The article explores the use of history and originalism in Second Amendment jurisprudence. The article argues that in both District of Columbia v. Heller (2008) and McDonald v. City of Chicago (2010) the Court bases its conclusions on a false history that is, for the most part, a fantasy of the majority of the Court and opponents of reasonable firearms regulation. The Court majority relies on “scholars” who have often been funded by the National Rifle Association (NRA) or worked for the NRA, but hide these connections when offering their work to law reviews. While claiming to root its opinions in history, the Court is unconcerned that virtually all of the serious historical scholarship on the Founding undermines its analysis. The Court weaves a history of the Second Amendment that is based on books and articles that are accurately described as “[l]aw office history,” which is often sloppy and inaccurate in its facts, and sometimes mindless in its analysis.

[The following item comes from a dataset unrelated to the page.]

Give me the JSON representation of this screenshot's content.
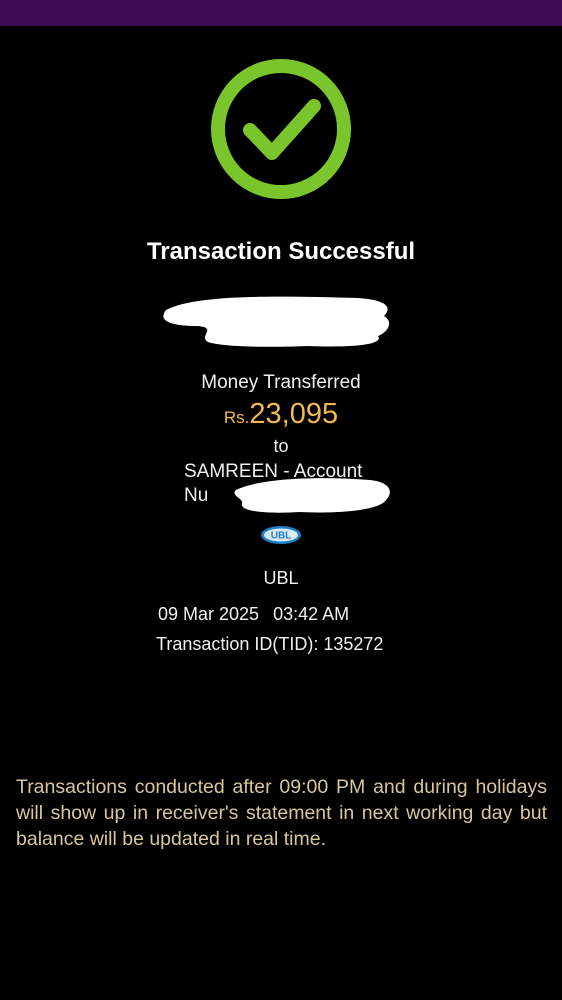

While the majority Justices profess to believe in a jurisprudence of original intent, the Court’s historical analysis could not get a passing grade in any serious college history course.
Friday, April 14, 2017
Finkelman on Originalism and the Second Amendment
Paul Finkelman, University of Pittsburgh, School of Law, has posted The Living Constitution and the Second Amendment: Poor History, False Originalism, and a Very Confused Court, which appeared in the Cardozo Law Review 37 (2015): 623-662: